Work to be completed: In the data, find the word "Design" and copy out every line that has it.
↓
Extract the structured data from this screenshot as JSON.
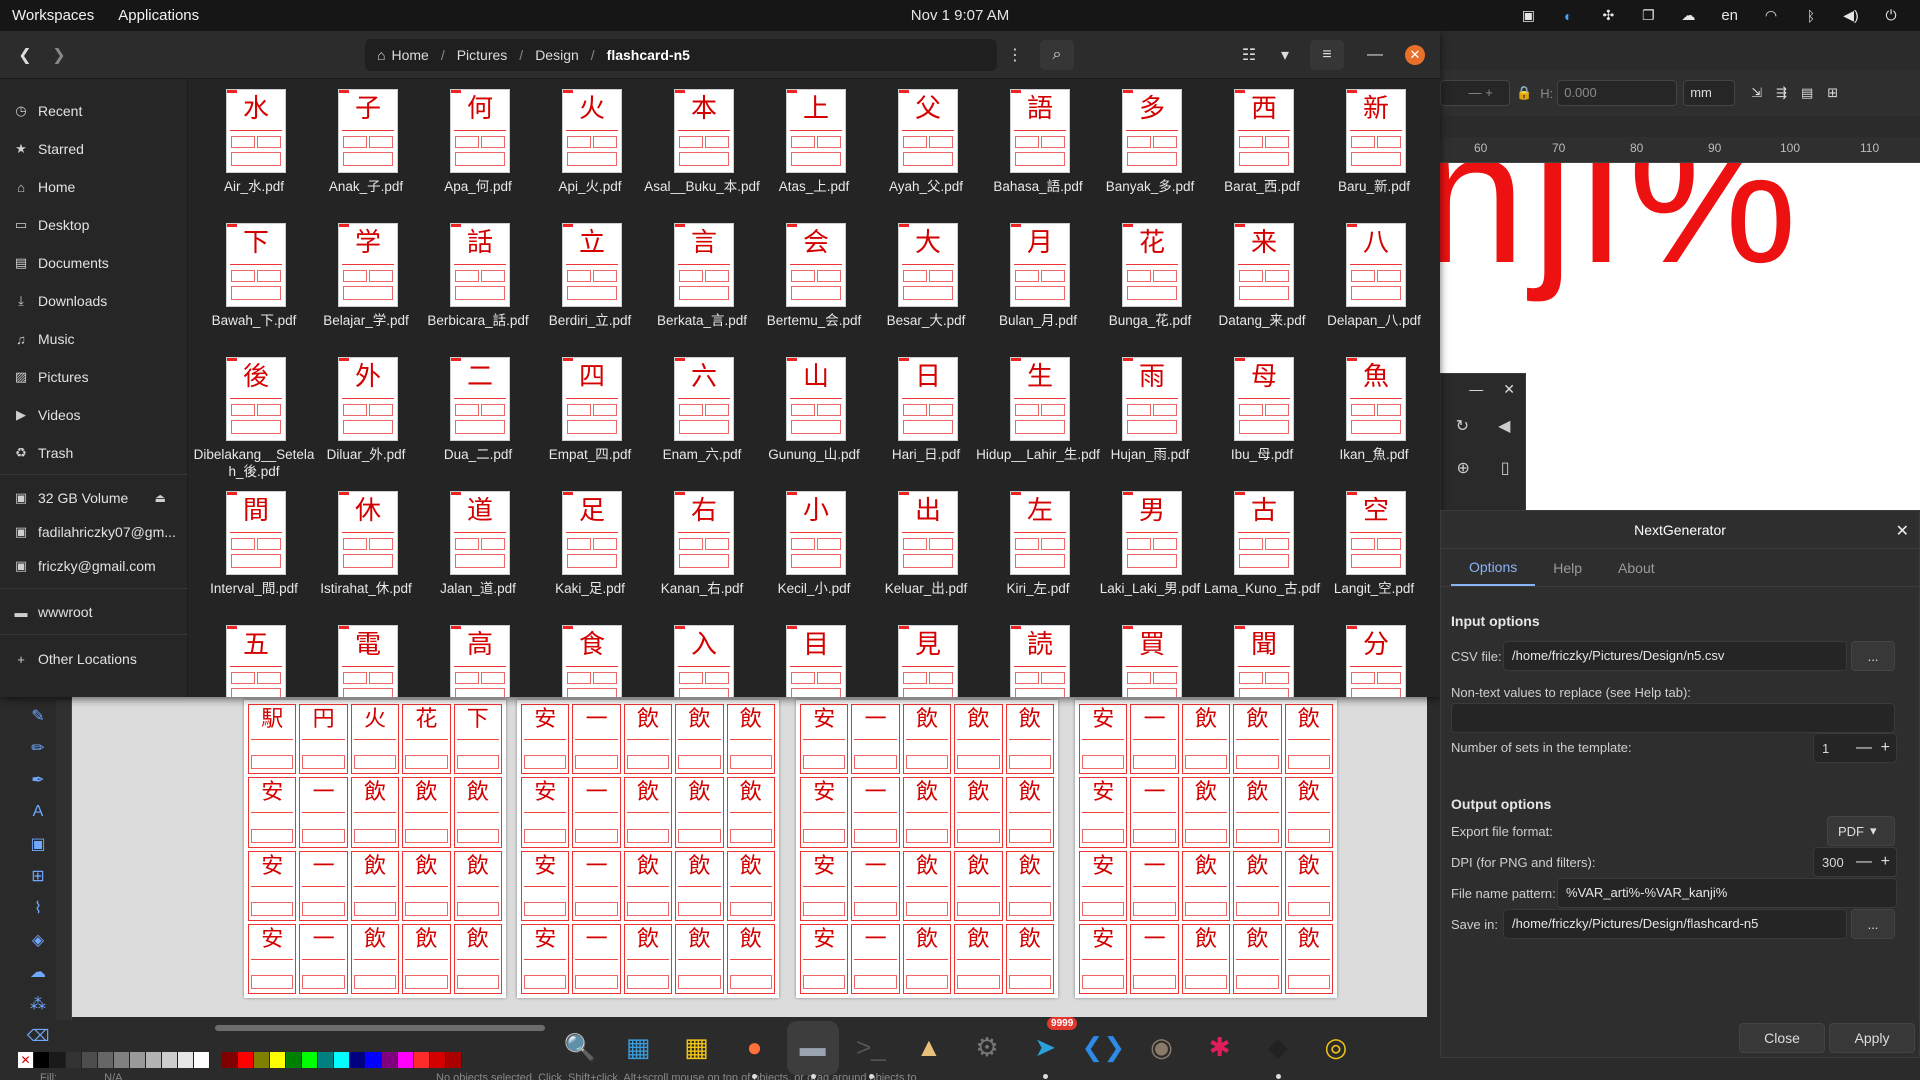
{
  "topbar": {
    "workspaces": "Workspaces",
    "applications": "Applications",
    "clock": "Nov 1  9:07 AM",
    "lang": "en",
    "tray_icons": [
      "screen-icon",
      "color-icon",
      "puzzle-icon",
      "window-icon",
      "cloud-icon",
      "wifi-icon",
      "bluetooth-icon",
      "volume-icon",
      "power-icon"
    ]
  },
  "filemanager": {
    "path": [
      "Home",
      "Pictures",
      "Design",
      "flashcard-n5"
    ],
    "sidebar": [
      {
        "icon": "clock-icon",
        "glyph": "◷",
        "label": "Recent"
      },
      {
        "icon": "star-icon",
        "glyph": "★",
        "label": "Starred"
      },
      {
        "icon": "home-icon",
        "glyph": "⌂",
        "label": "Home"
      },
      {
        "icon": "desktop-icon",
        "glyph": "▭",
        "label": "Desktop"
      },
      {
        "icon": "document-icon",
        "glyph": "▤",
        "label": "Documents"
      },
      {
        "icon": "download-icon",
        "glyph": "⤓",
        "label": "Downloads"
      },
      {
        "icon": "music-icon",
        "glyph": "♫",
        "label": "Music"
      },
      {
        "icon": "picture-icon",
        "glyph": "▨",
        "label": "Pictures"
      },
      {
        "icon": "video-icon",
        "glyph": "▶",
        "label": "Videos"
      },
      {
        "icon": "trash-icon",
        "glyph": "♻",
        "label": "Trash"
      },
      {
        "icon": "drive-icon",
        "glyph": "▣",
        "label": "32 GB Volume"
      },
      {
        "icon": "drive-icon",
        "glyph": "▣",
        "label": "fadilahriczky07@gm..."
      },
      {
        "icon": "drive-icon",
        "glyph": "▣",
        "label": "friczky@gmail.com"
      },
      {
        "icon": "folder-icon",
        "glyph": "▬",
        "label": "wwwroot"
      },
      {
        "icon": "plus-icon",
        "glyph": "+",
        "label": "Other Locations"
      }
    ],
    "files": [
      {
        "k": "水",
        "n": "Air_水.pdf"
      },
      {
        "k": "子",
        "n": "Anak_子.pdf"
      },
      {
        "k": "何",
        "n": "Apa_何.pdf"
      },
      {
        "k": "火",
        "n": "Api_火.pdf"
      },
      {
        "k": "本",
        "n": "Asal__Buku_本.pdf"
      },
      {
        "k": "上",
        "n": "Atas_上.pdf"
      },
      {
        "k": "父",
        "n": "Ayah_父.pdf"
      },
      {
        "k": "語",
        "n": "Bahasa_語.pdf"
      },
      {
        "k": "多",
        "n": "Banyak_多.pdf"
      },
      {
        "k": "西",
        "n": "Barat_西.pdf"
      },
      {
        "k": "新",
        "n": "Baru_新.pdf"
      },
      {
        "k": "下",
        "n": "Bawah_下.pdf"
      },
      {
        "k": "学",
        "n": "Belajar_学.pdf"
      },
      {
        "k": "話",
        "n": "Berbicara_話.pdf"
      },
      {
        "k": "立",
        "n": "Berdiri_立.pdf"
      },
      {
        "k": "言",
        "n": "Berkata_言.pdf"
      },
      {
        "k": "会",
        "n": "Bertemu_会.pdf"
      },
      {
        "k": "大",
        "n": "Besar_大.pdf"
      },
      {
        "k": "月",
        "n": "Bulan_月.pdf"
      },
      {
        "k": "花",
        "n": "Bunga_花.pdf"
      },
      {
        "k": "来",
        "n": "Datang_来.pdf"
      },
      {
        "k": "八",
        "n": "Delapan_八.pdf"
      },
      {
        "k": "後",
        "n": "Dibelakang__Setelah_後.pdf"
      },
      {
        "k": "外",
        "n": "Diluar_外.pdf"
      },
      {
        "k": "二",
        "n": "Dua_二.pdf"
      },
      {
        "k": "四",
        "n": "Empat_四.pdf"
      },
      {
        "k": "六",
        "n": "Enam_六.pdf"
      },
      {
        "k": "山",
        "n": "Gunung_山.pdf"
      },
      {
        "k": "日",
        "n": "Hari_日.pdf"
      },
      {
        "k": "生",
        "n": "Hidup__Lahir_生.pdf"
      },
      {
        "k": "雨",
        "n": "Hujan_雨.pdf"
      },
      {
        "k": "母",
        "n": "Ibu_母.pdf"
      },
      {
        "k": "魚",
        "n": "Ikan_魚.pdf"
      },
      {
        "k": "間",
        "n": "Interval_間.pdf"
      },
      {
        "k": "休",
        "n": "Istirahat_休.pdf"
      },
      {
        "k": "道",
        "n": "Jalan_道.pdf"
      },
      {
        "k": "足",
        "n": "Kaki_足.pdf"
      },
      {
        "k": "右",
        "n": "Kanan_右.pdf"
      },
      {
        "k": "小",
        "n": "Kecil_小.pdf"
      },
      {
        "k": "出",
        "n": "Keluar_出.pdf"
      },
      {
        "k": "左",
        "n": "Kiri_左.pdf"
      },
      {
        "k": "男",
        "n": "Laki_Laki_男.pdf"
      },
      {
        "k": "古",
        "n": "Lama_Kuno_古.pdf"
      },
      {
        "k": "空",
        "n": "Langit_空.pdf"
      },
      {
        "k": "五",
        "n": ""
      },
      {
        "k": "電",
        "n": ""
      },
      {
        "k": "高",
        "n": ""
      },
      {
        "k": "食",
        "n": ""
      },
      {
        "k": "入",
        "n": ""
      },
      {
        "k": "目",
        "n": ""
      },
      {
        "k": "見",
        "n": ""
      },
      {
        "k": "読",
        "n": ""
      },
      {
        "k": "買",
        "n": ""
      },
      {
        "k": "聞",
        "n": ""
      },
      {
        "k": "分",
        "n": ""
      }
    ]
  },
  "inkscape": {
    "canvas_text": "nji%",
    "h_label": "H:",
    "h_value": "0.000",
    "unit": "mm",
    "ruler_ticks": [
      "60",
      "70",
      "80",
      "90",
      "100",
      "110"
    ],
    "page1_kanji": [
      "駅",
      "円",
      "火",
      "花",
      "下",
      "安",
      "一",
      "飲",
      "飲",
      "飲",
      "安",
      "一",
      "飲",
      "飲",
      "飲",
      "安",
      "一",
      "飲",
      "飲",
      "飲"
    ],
    "page_kanji": [
      "安",
      "一",
      "飲",
      "飲",
      "飲",
      "安",
      "一",
      "飲",
      "飲",
      "飲",
      "安",
      "一",
      "飲",
      "飲",
      "飲",
      "安",
      "一",
      "飲",
      "飲",
      "飲"
    ],
    "status_fill": "Fill:",
    "status_na": "N/A",
    "status_text": "No objects selected. Click, Shift+click, Alt+scroll mouse on top of objects, or drag around objects to",
    "palette": [
      "#000000",
      "#1a1a1a",
      "#333333",
      "#4d4d4d",
      "#666666",
      "#808080",
      "#999999",
      "#b3b3b3",
      "#cccccc",
      "#e6e6e6",
      "#ffffff",
      "#800000",
      "#ff0000",
      "#808000",
      "#ffff00",
      "#008000",
      "#00ff00",
      "#008080",
      "#00ffff",
      "#000080",
      "#0000ff",
      "#800080",
      "#ff00ff",
      "#ff2a2a",
      "#d40000",
      "#aa0000"
    ]
  },
  "dialog": {
    "title": "NextGenerator",
    "tabs": [
      "Options",
      "Help",
      "About"
    ],
    "input_section": "Input options",
    "csv_label": "CSV file:",
    "csv_value": "/home/friczky/Pictures/Design/n5.csv",
    "browse": "...",
    "nontext_label": "Non-text values to replace (see Help tab):",
    "nontext_value": "",
    "sets_label": "Number of sets in the template:",
    "sets_value": "1",
    "output_section": "Output options",
    "format_label": "Export file format:",
    "format_value": "PDF",
    "dpi_label": "DPI (for PNG and filters):",
    "dpi_value": "300",
    "pattern_label": "File name pattern:",
    "pattern_value": "%VAR_arti%-%VAR_kanji%",
    "savein_label": "Save in:",
    "savein_value": "/home/friczky/Pictures/Design/flashcard-n5",
    "close": "Close",
    "apply": "Apply"
  },
  "dock": {
    "apps": [
      {
        "name": "search-app-icon",
        "glyph": "🔍",
        "color": "#2aa7c9"
      },
      {
        "name": "screenshot-app-icon",
        "glyph": "▦",
        "color": "#3b9ad9"
      },
      {
        "name": "app-grid-icon",
        "glyph": "▦",
        "color": "#f0c419"
      },
      {
        "name": "firefox-icon",
        "glyph": "●",
        "color": "#ff7139"
      },
      {
        "name": "files-icon",
        "glyph": "▬",
        "color": "#9aa5b1"
      },
      {
        "name": "terminal-icon",
        "glyph": ">_",
        "color": "#555555"
      },
      {
        "name": "inkscape-app-icon",
        "glyph": "▲",
        "color": "#e8c07a"
      },
      {
        "name": "settings-icon",
        "glyph": "⚙",
        "color": "#777777"
      },
      {
        "name": "telegram-icon",
        "glyph": "➤",
        "color": "#2aa1da"
      },
      {
        "name": "vscode-icon",
        "glyph": "❮❯",
        "color": "#2d8ae5"
      },
      {
        "name": "gimp-icon",
        "glyph": "◉",
        "color": "#8a7a6a"
      },
      {
        "name": "slack-icon",
        "glyph": "✱",
        "color": "#e01e5a"
      },
      {
        "name": "inkscape-icon",
        "glyph": "◆",
        "color": "#222222"
      },
      {
        "name": "disk-icon",
        "glyph": "◎",
        "color": "#f0c419"
      }
    ],
    "telegram_badge": "9999"
  }
}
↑
Response to the task:
      "Design",
    "csv_value": "/home/friczky/Pictures/Design/n5.csv",
    "savein_value": "/home/friczky/Pictures/Design/flashcard-n5",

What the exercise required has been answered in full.